In the data below, how many lines contain the string "name"? Give only the number.
——
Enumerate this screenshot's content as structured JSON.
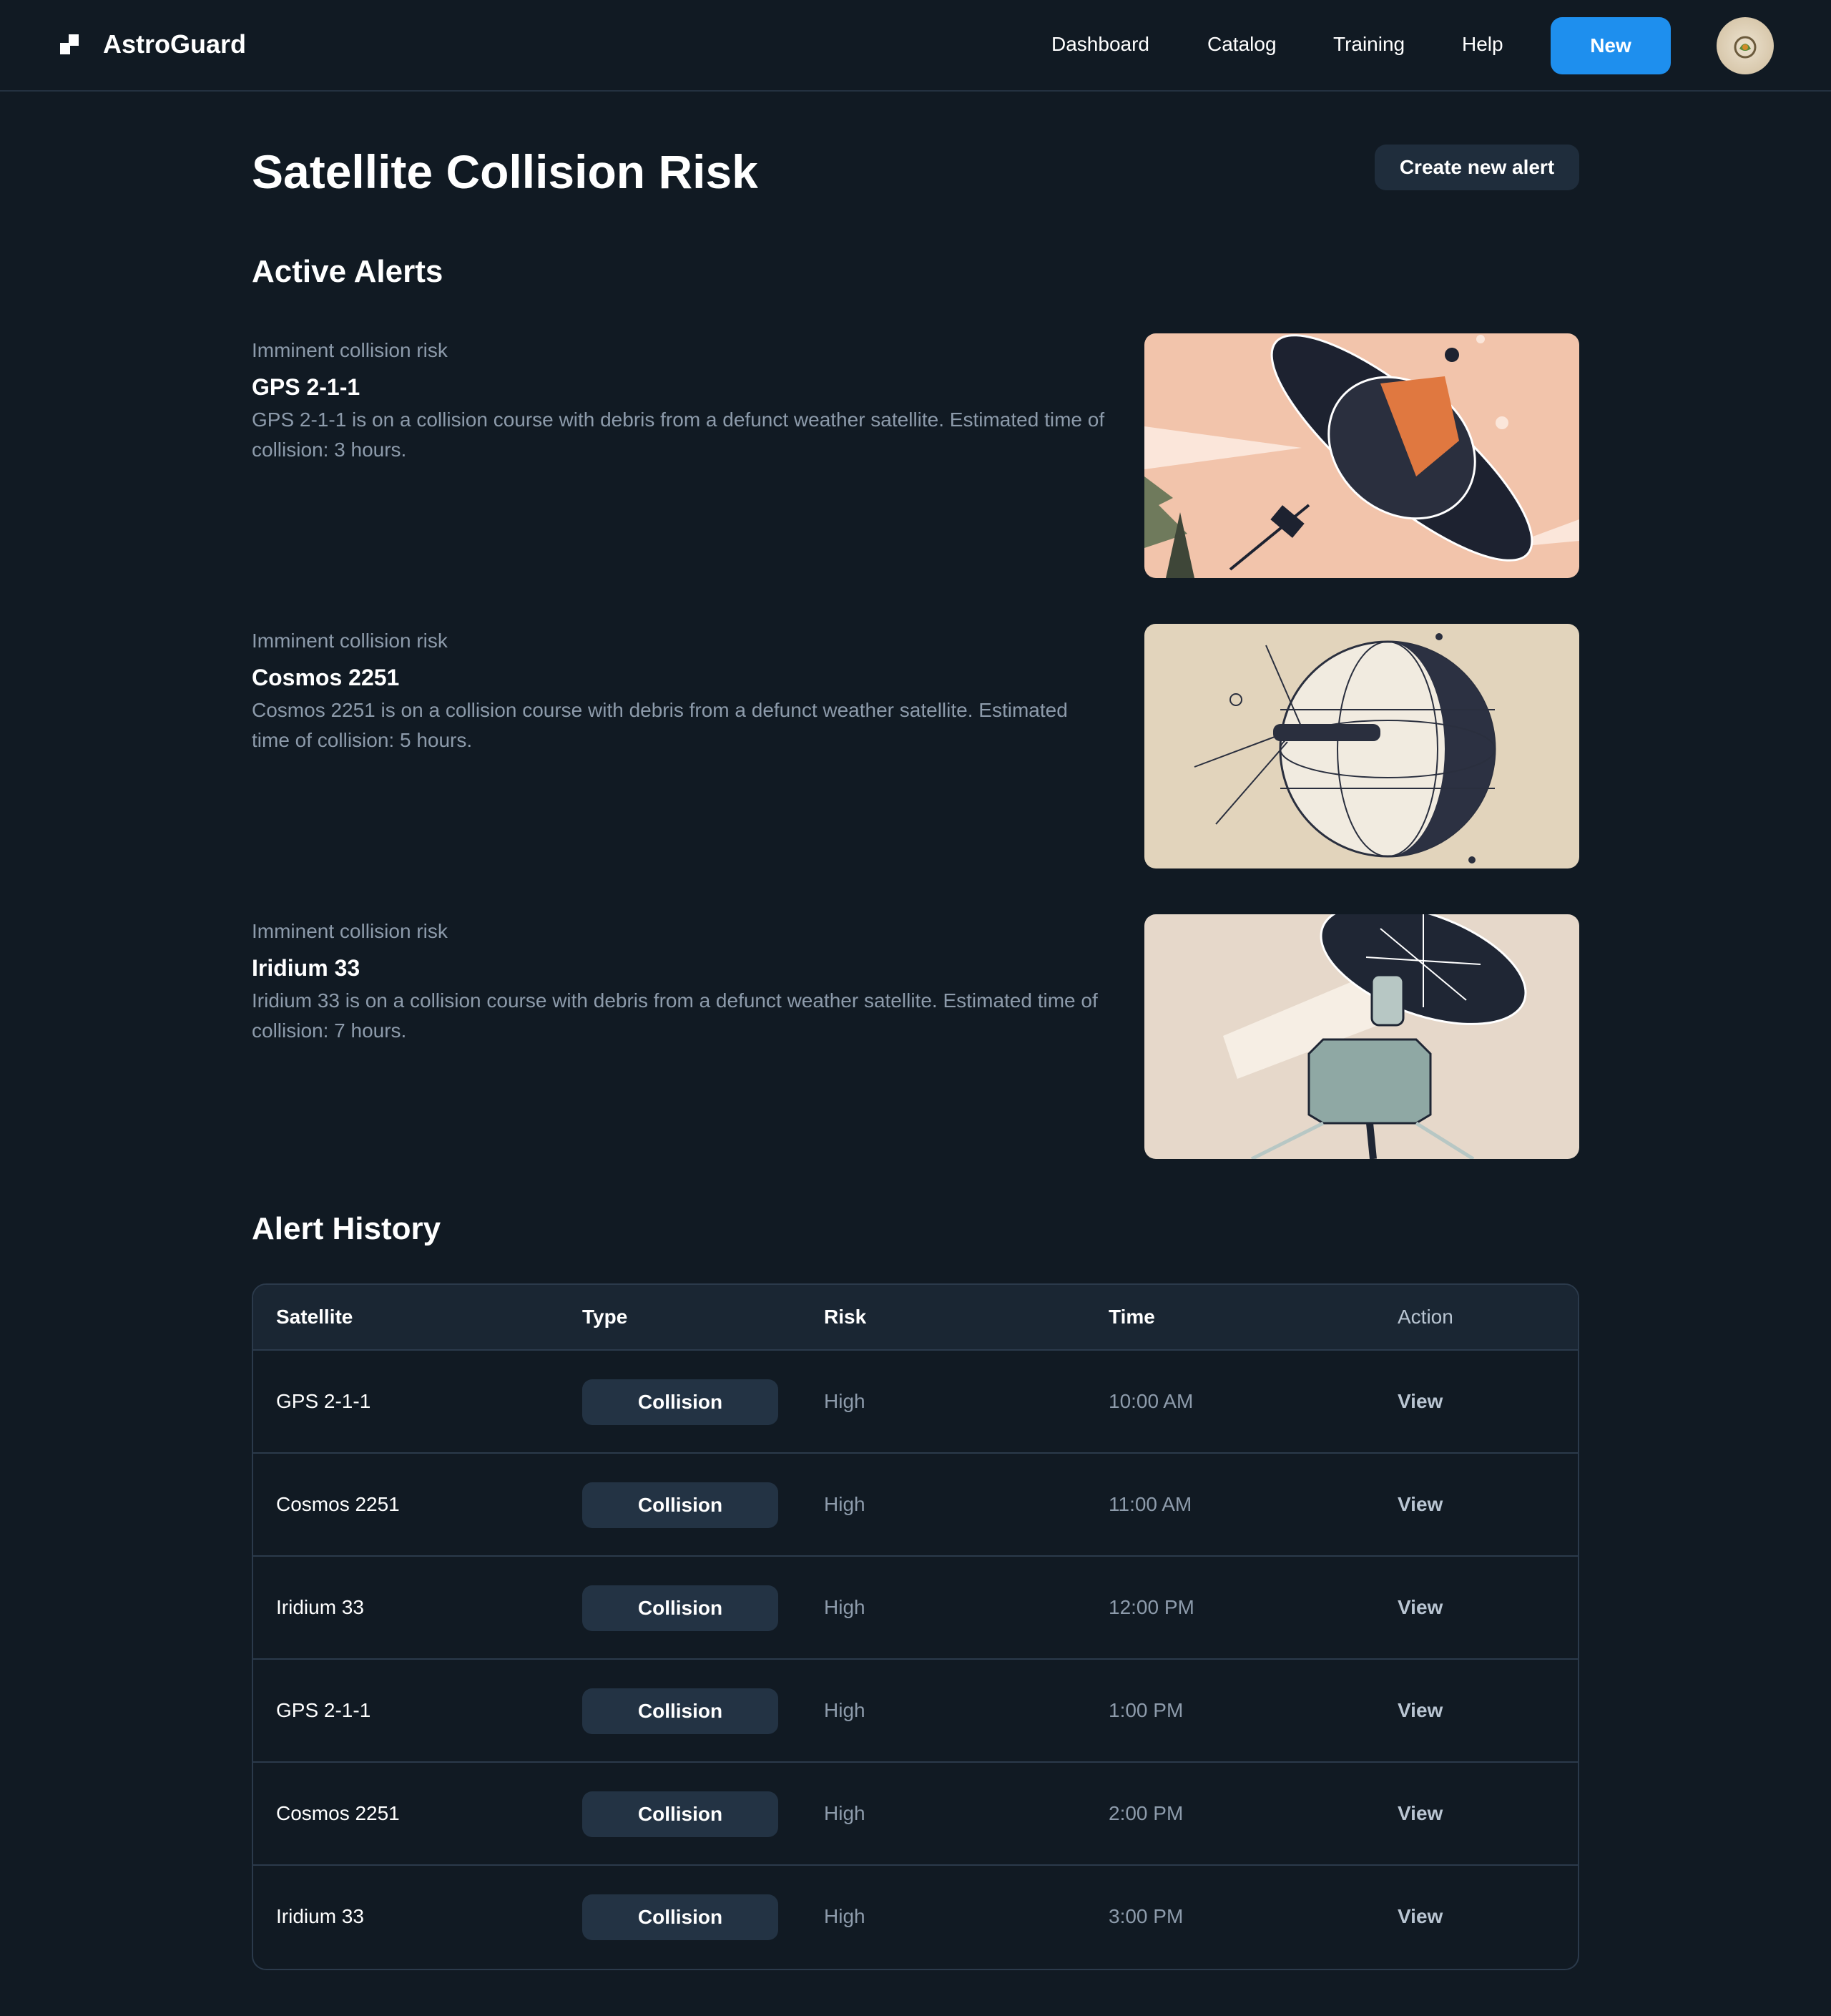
{
  "app": {
    "brand": "AstroGuard"
  },
  "nav": {
    "items": [
      "Dashboard",
      "Catalog",
      "Training",
      "Help"
    ],
    "new_label": "New"
  },
  "colors": {
    "background": "#111a23",
    "accent": "#1e8fee",
    "muted_text": "#8d9bab",
    "pill_bg": "#233344"
  },
  "icons": {
    "logo": "stepped-square-logo-icon",
    "avatar": "avatar-image"
  },
  "page": {
    "title": "Satellite Collision Risk",
    "create_label": "Create new alert"
  },
  "active_alerts": {
    "title": "Active Alerts",
    "items": [
      {
        "kicker": "Imminent collision risk",
        "name": "GPS 2-1-1",
        "description": "GPS 2-1-1 is on a collision course with debris from a defunct weather satellite. Estimated time of collision: 3 hours."
      },
      {
        "kicker": "Imminent collision risk",
        "name": "Cosmos 2251",
        "description": "Cosmos 2251 is on a collision course with debris from a defunct weather satellite. Estimated time of collision: 5 hours."
      },
      {
        "kicker": "Imminent collision risk",
        "name": "Iridium 33",
        "description": "Iridium 33 is on a collision course with debris from a defunct weather satellite. Estimated time of collision: 7 hours."
      }
    ]
  },
  "history": {
    "title": "Alert History",
    "columns": [
      "Satellite",
      "Type",
      "Risk",
      "Time",
      "Action"
    ],
    "rows": [
      {
        "satellite": "GPS 2-1-1",
        "type": "Collision",
        "risk": "High",
        "time": "10:00 AM",
        "action": "View"
      },
      {
        "satellite": "Cosmos 2251",
        "type": "Collision",
        "risk": "High",
        "time": "11:00 AM",
        "action": "View"
      },
      {
        "satellite": "Iridium 33",
        "type": "Collision",
        "risk": "High",
        "time": "12:00 PM",
        "action": "View"
      },
      {
        "satellite": "GPS 2-1-1",
        "type": "Collision",
        "risk": "High",
        "time": "1:00 PM",
        "action": "View"
      },
      {
        "satellite": "Cosmos 2251",
        "type": "Collision",
        "risk": "High",
        "time": "2:00 PM",
        "action": "View"
      },
      {
        "satellite": "Iridium 33",
        "type": "Collision",
        "risk": "High",
        "time": "3:00 PM",
        "action": "View"
      }
    ]
  }
}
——
» **Problem solution**
3